The approval also expands the age range of all Epidiolex indications to include patients age 1 and older.
Elizabeth Thiele, MD, PhD
The FDA has approved a new indication for cannabidiol (CBD; Epidiolex; GW Pharmaceuticals) for the treatment of seizures associated with tuberous sclerosis complex (TSC), a rare disease that is the leading cause of genetic epilepsy.1
The oral solution is approved for use in patients age 1 and older with TSC. Notably, the FDA also expanded the approved age range to patient age 1 and older for the treatment’s other indications, including treatment of Dravet syndrome and Lennox-Gastaut syndrome.
“Based on previous positive trial results in TSC patients, Epidiolex may become an important treatment option for patients. It is a new tool in the toolbox for physicians and could meet a significant unmet need," said Elizabeth Thiele, MD, PhD, director of the Herscot Center for Tuberous Sclerosis Complex at Massachusetts General Hospital, professor of neurology at Harvard Medical School, and clinical investigator.1 “Nearly two-thirds of individuals with TSC develop treatment-resistant epilepsy and there is a need for new options that may benefit these patients who often try and fail existing treatments.”
Epidiolex was first approved in June 2018 for the treatment of seizures associated with Lennox-Gastaut syndrome and Dravet syndrome, 2 rare, treatment refractory types of epilepsy in patients aged 2 and older. The updated indication now makes the treatment available to these patients who are age 1 and older.
The highly purified oral CBD solution is only the second FDA-approved treatment for TSC, which is associated with growth of benign tumors in the brain and other organs resulting in seizures, developmental delay, and behavioral problems. The efficacy of CBD in this population was demonstrated in the phase 3 GWPCARE6 trial, a randomized, double-blind, placebo-controlled study of 224 patients who had previously tried and discontinued a median of 4 antiepileptic drugs and were currently taking a mean of 3. The most common concomitant drugs were valproate (45%), vigabatrin (33%), levetiracetam (29%), and clobazam (27%).2

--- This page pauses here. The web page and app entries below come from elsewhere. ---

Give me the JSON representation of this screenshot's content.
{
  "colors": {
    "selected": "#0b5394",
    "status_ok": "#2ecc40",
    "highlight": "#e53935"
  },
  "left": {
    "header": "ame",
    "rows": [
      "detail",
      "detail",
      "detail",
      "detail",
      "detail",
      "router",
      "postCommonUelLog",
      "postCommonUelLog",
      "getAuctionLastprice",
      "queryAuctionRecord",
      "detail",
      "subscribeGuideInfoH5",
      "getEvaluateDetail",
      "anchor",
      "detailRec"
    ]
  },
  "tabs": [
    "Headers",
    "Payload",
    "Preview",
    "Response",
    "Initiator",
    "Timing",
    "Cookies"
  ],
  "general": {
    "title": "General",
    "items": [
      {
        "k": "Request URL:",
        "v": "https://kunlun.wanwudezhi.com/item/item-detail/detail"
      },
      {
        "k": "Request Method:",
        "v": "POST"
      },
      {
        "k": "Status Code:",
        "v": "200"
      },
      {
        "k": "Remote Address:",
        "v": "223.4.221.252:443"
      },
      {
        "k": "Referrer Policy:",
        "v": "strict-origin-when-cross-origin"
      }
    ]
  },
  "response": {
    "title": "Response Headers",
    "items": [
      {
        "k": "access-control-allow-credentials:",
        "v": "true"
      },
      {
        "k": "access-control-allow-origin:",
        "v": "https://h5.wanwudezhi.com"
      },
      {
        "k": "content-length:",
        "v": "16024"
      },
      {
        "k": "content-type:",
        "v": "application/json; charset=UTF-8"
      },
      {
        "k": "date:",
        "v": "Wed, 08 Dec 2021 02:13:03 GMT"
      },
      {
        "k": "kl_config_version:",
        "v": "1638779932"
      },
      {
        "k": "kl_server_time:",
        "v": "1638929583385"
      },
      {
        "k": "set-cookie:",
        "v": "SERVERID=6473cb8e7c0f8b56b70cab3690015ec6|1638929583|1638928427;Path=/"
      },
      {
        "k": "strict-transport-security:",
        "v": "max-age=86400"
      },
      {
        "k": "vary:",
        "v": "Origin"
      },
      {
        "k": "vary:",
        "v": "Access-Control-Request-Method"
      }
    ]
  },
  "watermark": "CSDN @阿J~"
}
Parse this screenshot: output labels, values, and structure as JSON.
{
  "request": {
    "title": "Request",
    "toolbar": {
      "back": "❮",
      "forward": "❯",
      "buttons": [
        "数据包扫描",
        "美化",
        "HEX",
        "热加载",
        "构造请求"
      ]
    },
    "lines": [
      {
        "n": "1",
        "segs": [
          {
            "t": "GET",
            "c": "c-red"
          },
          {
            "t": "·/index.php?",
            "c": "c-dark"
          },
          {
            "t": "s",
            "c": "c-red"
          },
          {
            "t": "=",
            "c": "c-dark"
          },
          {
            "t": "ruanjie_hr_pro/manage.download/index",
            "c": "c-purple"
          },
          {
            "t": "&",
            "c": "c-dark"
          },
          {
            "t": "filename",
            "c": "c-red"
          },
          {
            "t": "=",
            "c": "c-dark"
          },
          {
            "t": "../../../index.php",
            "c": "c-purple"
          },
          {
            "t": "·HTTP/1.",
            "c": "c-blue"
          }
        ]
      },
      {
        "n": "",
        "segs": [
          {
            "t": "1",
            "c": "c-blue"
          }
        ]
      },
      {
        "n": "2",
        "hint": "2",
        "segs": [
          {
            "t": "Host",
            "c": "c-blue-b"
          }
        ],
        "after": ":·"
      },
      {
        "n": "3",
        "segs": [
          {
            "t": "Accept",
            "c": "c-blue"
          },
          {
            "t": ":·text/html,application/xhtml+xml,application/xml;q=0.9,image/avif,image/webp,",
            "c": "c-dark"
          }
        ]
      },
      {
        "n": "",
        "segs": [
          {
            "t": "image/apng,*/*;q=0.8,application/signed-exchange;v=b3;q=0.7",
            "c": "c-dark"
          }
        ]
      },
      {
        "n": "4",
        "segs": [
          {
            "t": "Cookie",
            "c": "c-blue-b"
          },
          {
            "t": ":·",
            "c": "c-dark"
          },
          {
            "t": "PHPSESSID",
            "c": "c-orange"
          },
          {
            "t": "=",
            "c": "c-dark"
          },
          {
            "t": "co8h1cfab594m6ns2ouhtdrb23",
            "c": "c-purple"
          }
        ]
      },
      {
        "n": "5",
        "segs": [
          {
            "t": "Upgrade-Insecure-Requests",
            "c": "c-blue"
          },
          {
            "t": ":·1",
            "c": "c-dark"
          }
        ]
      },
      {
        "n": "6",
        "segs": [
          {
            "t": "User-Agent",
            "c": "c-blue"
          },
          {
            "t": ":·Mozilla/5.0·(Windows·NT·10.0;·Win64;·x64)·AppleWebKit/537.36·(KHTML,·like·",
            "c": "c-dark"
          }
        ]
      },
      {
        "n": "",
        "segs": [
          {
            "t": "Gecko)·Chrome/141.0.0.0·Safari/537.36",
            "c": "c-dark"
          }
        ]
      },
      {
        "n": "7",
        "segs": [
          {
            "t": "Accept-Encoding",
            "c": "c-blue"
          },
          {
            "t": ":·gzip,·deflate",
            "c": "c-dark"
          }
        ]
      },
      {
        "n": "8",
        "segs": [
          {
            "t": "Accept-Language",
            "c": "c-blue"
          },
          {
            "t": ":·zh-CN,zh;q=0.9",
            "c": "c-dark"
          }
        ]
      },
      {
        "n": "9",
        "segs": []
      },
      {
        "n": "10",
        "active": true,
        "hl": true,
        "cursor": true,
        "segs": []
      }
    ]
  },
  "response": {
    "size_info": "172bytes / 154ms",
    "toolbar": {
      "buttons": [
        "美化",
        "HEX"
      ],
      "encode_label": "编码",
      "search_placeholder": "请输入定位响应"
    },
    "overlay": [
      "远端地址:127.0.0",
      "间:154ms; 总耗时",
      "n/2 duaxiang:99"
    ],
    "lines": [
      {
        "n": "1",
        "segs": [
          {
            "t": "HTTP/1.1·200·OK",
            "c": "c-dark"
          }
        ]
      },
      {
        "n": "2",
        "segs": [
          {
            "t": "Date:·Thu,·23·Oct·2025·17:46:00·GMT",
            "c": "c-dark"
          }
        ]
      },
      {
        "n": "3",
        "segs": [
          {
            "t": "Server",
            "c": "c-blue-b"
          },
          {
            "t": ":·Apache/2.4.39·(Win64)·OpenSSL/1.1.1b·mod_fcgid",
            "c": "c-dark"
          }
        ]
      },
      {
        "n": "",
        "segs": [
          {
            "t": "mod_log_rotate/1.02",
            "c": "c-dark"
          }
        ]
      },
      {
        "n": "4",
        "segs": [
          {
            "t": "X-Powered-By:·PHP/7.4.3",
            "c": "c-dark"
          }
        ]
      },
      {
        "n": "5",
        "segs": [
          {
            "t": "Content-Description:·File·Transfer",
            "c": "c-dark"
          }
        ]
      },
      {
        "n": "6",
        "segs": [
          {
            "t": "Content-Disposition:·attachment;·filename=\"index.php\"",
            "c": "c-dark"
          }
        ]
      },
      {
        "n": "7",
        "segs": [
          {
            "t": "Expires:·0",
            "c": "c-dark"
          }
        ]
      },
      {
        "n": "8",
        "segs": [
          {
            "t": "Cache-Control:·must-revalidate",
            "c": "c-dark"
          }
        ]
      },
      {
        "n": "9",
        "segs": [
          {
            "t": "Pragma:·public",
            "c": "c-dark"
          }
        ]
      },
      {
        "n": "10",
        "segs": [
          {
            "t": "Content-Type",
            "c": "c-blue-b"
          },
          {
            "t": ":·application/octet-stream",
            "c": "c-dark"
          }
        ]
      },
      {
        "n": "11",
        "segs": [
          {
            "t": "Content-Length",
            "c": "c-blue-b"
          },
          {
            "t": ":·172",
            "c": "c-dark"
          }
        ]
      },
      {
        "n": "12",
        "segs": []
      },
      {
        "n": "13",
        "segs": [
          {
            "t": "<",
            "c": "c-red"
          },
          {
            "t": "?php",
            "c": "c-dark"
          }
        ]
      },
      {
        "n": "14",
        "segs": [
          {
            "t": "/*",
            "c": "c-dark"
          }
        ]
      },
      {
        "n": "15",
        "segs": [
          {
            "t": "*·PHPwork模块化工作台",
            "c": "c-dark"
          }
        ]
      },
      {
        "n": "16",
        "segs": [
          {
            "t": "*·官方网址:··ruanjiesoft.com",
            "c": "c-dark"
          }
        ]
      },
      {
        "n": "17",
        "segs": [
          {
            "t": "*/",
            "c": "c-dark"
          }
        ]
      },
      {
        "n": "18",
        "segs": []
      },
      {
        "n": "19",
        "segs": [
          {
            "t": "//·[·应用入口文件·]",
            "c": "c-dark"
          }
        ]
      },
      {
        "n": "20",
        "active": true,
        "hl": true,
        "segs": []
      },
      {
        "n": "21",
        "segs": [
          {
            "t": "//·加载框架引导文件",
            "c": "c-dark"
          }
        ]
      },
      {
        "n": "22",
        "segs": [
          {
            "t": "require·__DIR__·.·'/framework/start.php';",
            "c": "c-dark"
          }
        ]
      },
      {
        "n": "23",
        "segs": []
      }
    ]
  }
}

The study, which evaluated both 25 mg/kg and 50 mg/kg doses of CBD versus placebo, met its primary end point, with patients treated with either dose of CBD experiencing a 48% reduction in seizure frequency compared with 24% in the placebo group (P <.01). Those who took CBD were more likely to experience at least a 50% reduction in seizures, observed in 36% of the 25 mg group (P = .0692) and 40% of the 50 mg group (P = .0245) compared with 22% for placebo. Caregivers reported an overall improvement in 69% of those taking 25 mg of CBD, 62% of those taking 50 mg CBD, and 40% of those who received placebo.
The most common adverse events observed in those who received CBD in the study (≥10% and greater than placebo) included diarrhea, transaminase elevations, decreased appetite, somnolence, pyrexia, and vomiting.
“We assessed 2 different daily doses and found the lower dose of 25 mg/kg of weight provides the same benefit with fewer side effects compared to a dose of 50 mg/kg and will likely be the recommended dose,” Thiele said in a statement at the time.2
Indeed, the FDA’s recommended maintenance dose in patients with TSC is 25 mg/kg/day.
1. FDA approves Epidiolex (cannabidiol) oral solution to treat seizures associated with tuberous sclerosis complex. News release. GW Pharmaceuticals. August 3, 2020. Accessed August 3, 2020. https://www.globenewswire.com/news-release/2020/08/03/2071601/0/en/FDA-Approves-EPIDIOLEX-cannabidiol-Oral-Solution-to-Treat-Seizures-Associated-with-Tuberous-Sclerosis-Complex.html
2. Thiele E, Wong M. Cannabidiol (CBD) treatment in patients with seizures associated with tuberous sclerosis complex: a randomized, double-blind, placebo-controlled phase 3 trial (GWPCARE6). Presented at: AES 2019. December 7—10, 2020; Baltimore, Maryland. Abstract 1.293.